_YOUR OBJECTIVE_
Can you find the lines of the listing that include "EXTRA" and copy every one?
--- START ---
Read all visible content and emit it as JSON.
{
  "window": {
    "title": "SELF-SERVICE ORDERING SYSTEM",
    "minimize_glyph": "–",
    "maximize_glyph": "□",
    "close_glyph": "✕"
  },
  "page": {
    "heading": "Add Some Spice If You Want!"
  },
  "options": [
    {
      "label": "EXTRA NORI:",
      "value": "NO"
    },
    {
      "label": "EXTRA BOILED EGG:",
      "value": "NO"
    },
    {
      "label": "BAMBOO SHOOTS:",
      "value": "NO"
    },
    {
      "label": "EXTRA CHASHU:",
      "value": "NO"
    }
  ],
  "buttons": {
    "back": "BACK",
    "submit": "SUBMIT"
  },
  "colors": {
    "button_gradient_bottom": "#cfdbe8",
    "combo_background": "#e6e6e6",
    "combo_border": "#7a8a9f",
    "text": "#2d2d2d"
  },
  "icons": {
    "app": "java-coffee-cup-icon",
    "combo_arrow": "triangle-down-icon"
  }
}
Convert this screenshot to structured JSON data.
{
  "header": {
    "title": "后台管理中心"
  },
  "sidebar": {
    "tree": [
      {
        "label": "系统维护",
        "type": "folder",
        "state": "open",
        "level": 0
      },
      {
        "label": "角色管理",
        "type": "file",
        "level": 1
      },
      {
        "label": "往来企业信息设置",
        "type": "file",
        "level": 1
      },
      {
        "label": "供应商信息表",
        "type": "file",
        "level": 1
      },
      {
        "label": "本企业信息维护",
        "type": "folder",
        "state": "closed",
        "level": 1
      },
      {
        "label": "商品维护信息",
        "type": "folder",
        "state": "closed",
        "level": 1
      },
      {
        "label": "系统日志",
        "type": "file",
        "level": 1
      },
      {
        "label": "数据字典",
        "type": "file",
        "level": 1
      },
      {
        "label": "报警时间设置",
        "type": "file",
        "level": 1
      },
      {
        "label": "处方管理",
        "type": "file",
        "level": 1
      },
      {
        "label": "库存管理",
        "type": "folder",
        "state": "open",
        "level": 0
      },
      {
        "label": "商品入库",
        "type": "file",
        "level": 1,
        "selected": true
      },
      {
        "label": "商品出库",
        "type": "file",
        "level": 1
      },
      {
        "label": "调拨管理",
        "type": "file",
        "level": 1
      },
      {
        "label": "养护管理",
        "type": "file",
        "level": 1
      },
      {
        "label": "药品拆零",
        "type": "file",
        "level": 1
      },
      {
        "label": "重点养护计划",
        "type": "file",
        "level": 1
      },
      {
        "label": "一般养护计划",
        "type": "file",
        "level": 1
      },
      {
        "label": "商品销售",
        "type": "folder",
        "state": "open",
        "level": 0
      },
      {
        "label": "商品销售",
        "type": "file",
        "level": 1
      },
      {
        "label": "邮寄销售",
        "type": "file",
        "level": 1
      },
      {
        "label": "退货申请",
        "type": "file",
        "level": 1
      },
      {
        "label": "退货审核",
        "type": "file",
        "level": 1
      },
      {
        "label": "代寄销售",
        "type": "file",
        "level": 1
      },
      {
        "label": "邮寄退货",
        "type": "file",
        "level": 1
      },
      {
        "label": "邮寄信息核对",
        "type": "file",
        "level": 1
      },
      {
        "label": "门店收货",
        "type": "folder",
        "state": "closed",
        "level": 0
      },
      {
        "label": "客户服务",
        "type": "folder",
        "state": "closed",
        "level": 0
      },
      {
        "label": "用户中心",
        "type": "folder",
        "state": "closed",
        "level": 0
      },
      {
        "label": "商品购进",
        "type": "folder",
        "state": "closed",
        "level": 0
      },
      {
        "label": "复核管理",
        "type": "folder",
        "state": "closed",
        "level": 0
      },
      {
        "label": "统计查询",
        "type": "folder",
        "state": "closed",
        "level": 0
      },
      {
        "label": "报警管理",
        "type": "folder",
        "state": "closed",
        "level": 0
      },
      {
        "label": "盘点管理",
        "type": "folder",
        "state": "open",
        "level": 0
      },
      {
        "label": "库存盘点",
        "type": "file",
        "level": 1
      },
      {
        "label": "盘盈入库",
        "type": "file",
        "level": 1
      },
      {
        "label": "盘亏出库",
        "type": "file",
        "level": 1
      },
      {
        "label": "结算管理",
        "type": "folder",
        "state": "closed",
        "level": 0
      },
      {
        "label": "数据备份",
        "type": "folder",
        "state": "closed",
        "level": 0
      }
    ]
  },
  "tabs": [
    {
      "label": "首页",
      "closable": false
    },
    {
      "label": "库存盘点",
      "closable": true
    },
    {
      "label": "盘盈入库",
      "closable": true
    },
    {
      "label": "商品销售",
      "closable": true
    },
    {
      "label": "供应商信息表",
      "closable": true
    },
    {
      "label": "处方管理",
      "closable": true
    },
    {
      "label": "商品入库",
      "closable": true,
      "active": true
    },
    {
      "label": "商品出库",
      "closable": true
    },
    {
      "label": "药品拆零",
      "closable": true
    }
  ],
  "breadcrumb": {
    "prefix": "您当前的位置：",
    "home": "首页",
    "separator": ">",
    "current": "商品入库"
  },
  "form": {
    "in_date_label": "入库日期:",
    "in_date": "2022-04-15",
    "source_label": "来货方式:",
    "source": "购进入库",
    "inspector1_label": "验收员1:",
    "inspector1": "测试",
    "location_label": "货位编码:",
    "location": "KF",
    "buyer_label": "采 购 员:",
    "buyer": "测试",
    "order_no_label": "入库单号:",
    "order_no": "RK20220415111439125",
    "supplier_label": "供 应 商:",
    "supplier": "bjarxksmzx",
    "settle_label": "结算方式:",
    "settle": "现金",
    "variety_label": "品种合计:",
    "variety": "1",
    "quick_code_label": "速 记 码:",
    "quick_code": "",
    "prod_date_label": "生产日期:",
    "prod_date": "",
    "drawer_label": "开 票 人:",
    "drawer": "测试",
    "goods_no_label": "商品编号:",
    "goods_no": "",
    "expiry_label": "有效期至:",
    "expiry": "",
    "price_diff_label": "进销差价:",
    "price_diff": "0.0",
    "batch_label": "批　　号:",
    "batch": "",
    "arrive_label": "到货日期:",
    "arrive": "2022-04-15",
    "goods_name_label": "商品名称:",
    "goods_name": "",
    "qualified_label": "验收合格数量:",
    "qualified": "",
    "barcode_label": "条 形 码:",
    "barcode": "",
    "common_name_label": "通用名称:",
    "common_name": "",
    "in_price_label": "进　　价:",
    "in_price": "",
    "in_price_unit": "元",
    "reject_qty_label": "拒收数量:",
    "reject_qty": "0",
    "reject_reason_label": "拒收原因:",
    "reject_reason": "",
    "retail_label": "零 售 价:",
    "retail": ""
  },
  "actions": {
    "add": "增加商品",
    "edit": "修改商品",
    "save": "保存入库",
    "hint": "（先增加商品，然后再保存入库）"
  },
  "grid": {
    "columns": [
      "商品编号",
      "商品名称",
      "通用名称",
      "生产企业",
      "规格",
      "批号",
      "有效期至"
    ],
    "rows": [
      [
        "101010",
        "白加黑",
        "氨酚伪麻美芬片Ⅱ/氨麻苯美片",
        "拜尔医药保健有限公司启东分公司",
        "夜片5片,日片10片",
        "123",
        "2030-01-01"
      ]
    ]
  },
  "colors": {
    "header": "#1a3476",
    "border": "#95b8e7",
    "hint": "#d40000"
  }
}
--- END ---
_RESULT OF THIS TASK_
      "label": "EXTRA NORI:",
      "label": "EXTRA BOILED EGG:",
      "label": "EXTRA CHASHU:",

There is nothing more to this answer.